The term “neocolonialism” was discussed by both Kwame Nkrumah and Jean-Paul Sartre, making it difficult to credit its coinage to one individual. The evolution of such terms into the public lexicon is often a complex process.
Sartre discussed neocolonialism in 1961, while Nkrumah provided a more detailed exposition in 1965. Both contributed significantly to the term’s prominence in academic and political discourse.
Jean-Paul Sartre did write about neocolonialism in the preface to Frantz Fanon’s “The Wretched of the Earth,” published in 1961.

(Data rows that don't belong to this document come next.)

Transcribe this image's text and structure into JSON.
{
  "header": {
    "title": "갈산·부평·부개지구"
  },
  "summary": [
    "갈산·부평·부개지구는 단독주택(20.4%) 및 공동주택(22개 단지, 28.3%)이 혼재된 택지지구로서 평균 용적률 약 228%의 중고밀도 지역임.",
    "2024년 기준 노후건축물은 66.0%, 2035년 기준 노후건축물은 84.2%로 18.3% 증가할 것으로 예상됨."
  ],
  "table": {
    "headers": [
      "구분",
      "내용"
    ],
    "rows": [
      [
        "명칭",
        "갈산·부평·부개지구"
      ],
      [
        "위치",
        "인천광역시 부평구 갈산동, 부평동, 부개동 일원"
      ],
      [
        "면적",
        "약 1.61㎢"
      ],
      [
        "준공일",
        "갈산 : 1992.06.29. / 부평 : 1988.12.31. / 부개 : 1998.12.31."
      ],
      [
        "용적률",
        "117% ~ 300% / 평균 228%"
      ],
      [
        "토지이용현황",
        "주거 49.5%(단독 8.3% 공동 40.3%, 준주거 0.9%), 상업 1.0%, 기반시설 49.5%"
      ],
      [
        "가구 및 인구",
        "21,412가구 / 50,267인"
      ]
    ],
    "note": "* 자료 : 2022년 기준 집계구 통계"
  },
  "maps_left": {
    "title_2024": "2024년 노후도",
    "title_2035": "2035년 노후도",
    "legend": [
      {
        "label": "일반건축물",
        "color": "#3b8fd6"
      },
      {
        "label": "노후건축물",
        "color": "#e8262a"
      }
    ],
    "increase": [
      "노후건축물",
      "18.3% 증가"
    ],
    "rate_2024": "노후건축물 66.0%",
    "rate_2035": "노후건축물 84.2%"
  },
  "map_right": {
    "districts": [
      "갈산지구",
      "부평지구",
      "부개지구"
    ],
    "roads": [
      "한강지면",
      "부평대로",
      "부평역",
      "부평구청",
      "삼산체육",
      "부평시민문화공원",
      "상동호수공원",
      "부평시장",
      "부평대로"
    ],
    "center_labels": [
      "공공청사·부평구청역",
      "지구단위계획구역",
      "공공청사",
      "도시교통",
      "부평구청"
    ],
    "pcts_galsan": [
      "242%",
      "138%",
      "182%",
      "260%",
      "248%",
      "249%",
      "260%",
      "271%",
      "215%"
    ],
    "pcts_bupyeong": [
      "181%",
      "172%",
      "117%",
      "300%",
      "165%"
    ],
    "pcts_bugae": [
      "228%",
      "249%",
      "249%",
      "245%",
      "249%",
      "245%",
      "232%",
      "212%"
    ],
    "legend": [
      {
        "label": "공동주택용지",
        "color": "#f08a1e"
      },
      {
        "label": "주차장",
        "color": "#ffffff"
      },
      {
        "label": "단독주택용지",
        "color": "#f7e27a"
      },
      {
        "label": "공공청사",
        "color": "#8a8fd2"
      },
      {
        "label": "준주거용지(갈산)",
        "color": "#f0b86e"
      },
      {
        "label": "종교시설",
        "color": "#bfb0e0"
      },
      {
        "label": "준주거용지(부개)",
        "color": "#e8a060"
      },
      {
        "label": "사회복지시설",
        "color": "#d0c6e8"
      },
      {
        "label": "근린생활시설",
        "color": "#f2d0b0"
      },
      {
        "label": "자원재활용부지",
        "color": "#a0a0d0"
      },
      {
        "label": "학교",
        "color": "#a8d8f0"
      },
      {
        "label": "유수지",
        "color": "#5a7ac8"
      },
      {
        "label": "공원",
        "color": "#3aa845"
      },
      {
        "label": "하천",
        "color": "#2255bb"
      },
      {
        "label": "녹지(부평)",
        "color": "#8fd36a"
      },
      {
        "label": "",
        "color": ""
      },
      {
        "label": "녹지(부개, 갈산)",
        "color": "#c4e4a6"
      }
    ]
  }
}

However, Kwame Nkrumah, in his 1965 book “Neo-Colonialism, the Last Stage of Imperialism,” elaborated extensively on the concept as it related specifically to the African context and the post-independence era.
It is possible that the term was in use before either Sartre or Nkrumah published their works, as the concept could have been discussed in political circles. However, in terms of popularizing and elaborating on the concept in a way that had a lasting impact on discourse, both men played significant roles.
Differences Between Colonialism and Neocolonialism
- Direct political control: Colonial powers ruled over colonies with a direct administrative and military presence.
- Territorial occupation: Colonialism involves the physical occupation of a territory by a foreign power.
- Resource extraction: The colonial powers exploited the colony’s resources for their own benefit, often depleting local wealth.
- Cultural imposition: The colonizers imposed their culture, language, and institutions on the indigenous populations.
- Indirect control: Neocolonialism exerts influence through economic, political, and cultural pressures rather than direct political rule.
- No occupation: There is no formal occupation of territory; the control is often economic or through other forms of influence.
- Economic exploitation: Neocolonialism often takes the form of economic dominance, such as control over trade, investment, and debt.
- Subtle cultural influence: Cultural influence is exerted through media, consumer culture, and the promotion of the former colonial power’s values.
Colonialism is like a boss living in a person’s home, issuing orders, taking items, and enforcing a particular way of life. Neocolonialism is when the boss moves out but controls the person’s money, dictates purchases, and influences thoughts from a distance.
Neocolonialism vs Colonialism
|Direct governance and administrative control by a foreign power.
|Indirect control, often through economic and political means.
|Physical occupation and territorial annexation by the colonizer.
|No physical occupation; influence is covert and informal.
|Exploitation and extraction of resources for the colonizer’s benefit.
|Economic manipulation to maintain dependence and favor the former or other powerful countries.
|Foreign political structures and laws are imposed directly.
|Political influence or control is exerted indirectly, such as through puppet governments.
|Assimilation into the colonizer’s culture by force.
|Cultural influence is exerted through media and consumerism.
|Colonized regions lack sovereignty and self-governance.
|Countries are officially sovereign but may be economically or politically dependent.
|Military conquest, rule, and administrative control.
|Economic pressure, cultural hegemony, and political diplomacy or coercion.
Imperialism is a broader term that encompasses both colonialism and neocolonialism. It refers to the policy of extending a country’s power and influence through colonization, military force, or other means.
Imperialism encompasses a broader agenda that includes both colonialism and neocolonialism. It represents the ambition to establish and uphold an empire.
Colonialism sets up colonies to achieve imperialistic goals, while neocolonialism is the subtle persistence of imperial sway even after the official cessation of colonial rule.